Wildlife officials removed five alligators from the water and cut them open but found no sign of the child.
A Disney representative, speaking on condition of anonymity because the company had yet to prepare a formal statement, said the entertainment giant closed the beaches “out of an abundance of caution.”
Authorities planned to keep looking for the boy. “We’re going to be here throughout,” Sheriff Jerry Demings said.
Wildlife officials said the attack was a rarity in a state with a gator population estimated at one million. But it still spooked visitors in a city built on tourism.
“We have been to Yellowstone and encountered grizzly bears, but this is just freaky,” said Minnesota tourist John Aho, who was staying at the park with his wife, Kim, and their 12-year-old son, Johnny.
Kim Aho said their son was “a little freaked out about the gator.”
The child had waded no more than one or two feet into the water of the Seven Seas Lagoon around nightfall Tuesday when he was taken from a small beach, authorities said. The Nebraska family of four was on vacation at a Disney World resort.
The boy’s father desperately tried to fight off the gator, suffering lacerations on a hand, but he could not save his son. Neither could a nearby lifeguard, officials said.
“No swimming” signs were posted at the beach, but the child was wading, not swimming, said Jeff Williamson, a spokesman for the Orange County Sheriff’s Department.
Demings said there have been no other alligator attacks on the lake.
Some visitors were surprised to learn the reptiles lived on the property.
“My question is why are there alligators in there?” said Michelle Stone, who lives near Detroit and was visiting Disney for 10 days with her two children.
A Disney spokeswoman did not immediately return a message seeking comment. The sheriff said the company has a wildlife management system and has “worked diligently to ensure their guests are not unduly exposed to wildlife here in this area.”
Nick Wiley with the Florida Fish and Wildlife Conservation Commission said witnesses estimated that the alligator was four feet to seven feet long.
The beach where the reptile grabbed the child is part of the luxury Grand Floridian resort, across the lake from Disney’s Magic Kingdom theme park. The man-made lake stretches over about 200 acres and reaches a depth of 14 feet. It feeds into a series of canals that wind through the entire Disney property.
More than 50 law enforcement personnel searched the well-tended lagoon along with an alligator tracker and marine units equipped with sonar to search the lake’s sandy, mostly flat bottom. Divers were standing by.
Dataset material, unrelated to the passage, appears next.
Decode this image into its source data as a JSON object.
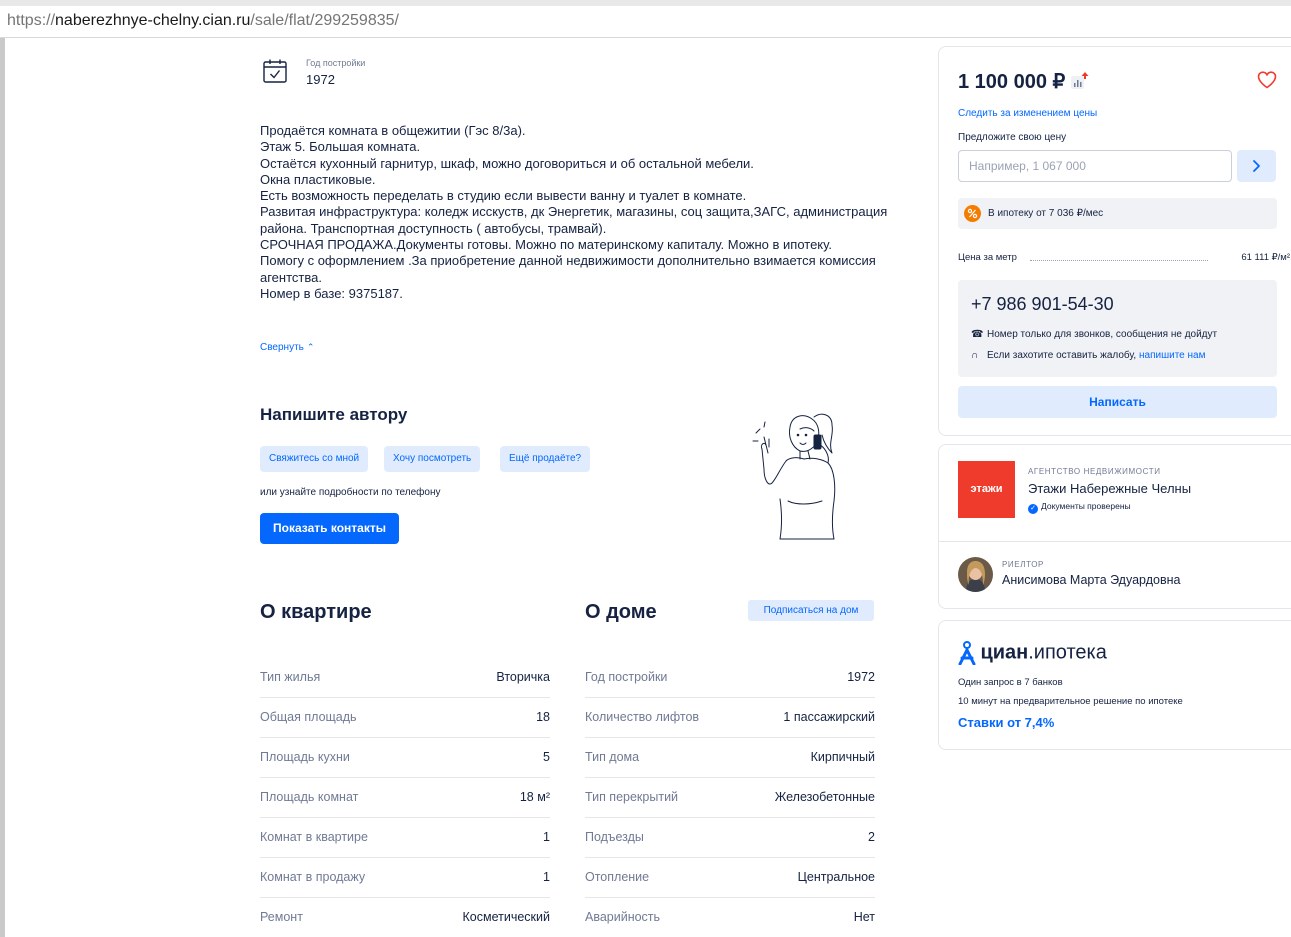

Though Florida has grown to the nation’s third-most populous state, fatal alligator attacks remain rare. Since 1973, 23 people have been killed by wild alligators in Florida, according to data compiled by the Florida Fish and Wildlife Conservation Commission. Those fatalities were among 383 unprovoked bites not caused by someone handling or intentionally harassing an alligator.
Eight children, ages two to 16, were among the fatalities. Five died while swimming in lakes, rivers and canals. The youngest victims were killed near lakes, including a two-year-old girl who wandered 700 feet from her fenced backyard and a three-year-old boy who left a roped-off swimming area in a county park to pick lily pads.
The grim news was only the latest for a city buffeted by tragedy in the past few days.
On Sunday, a gunman opened fire at a gay nightclub in Orlando, leaving 49 people dead in the worst mass shooting in modern U.S. history. On Friday night, Christina Grimmie, 22, a contestant on season six of “The Voice,” was fatally shot as she signed autographs after a show in Orlando.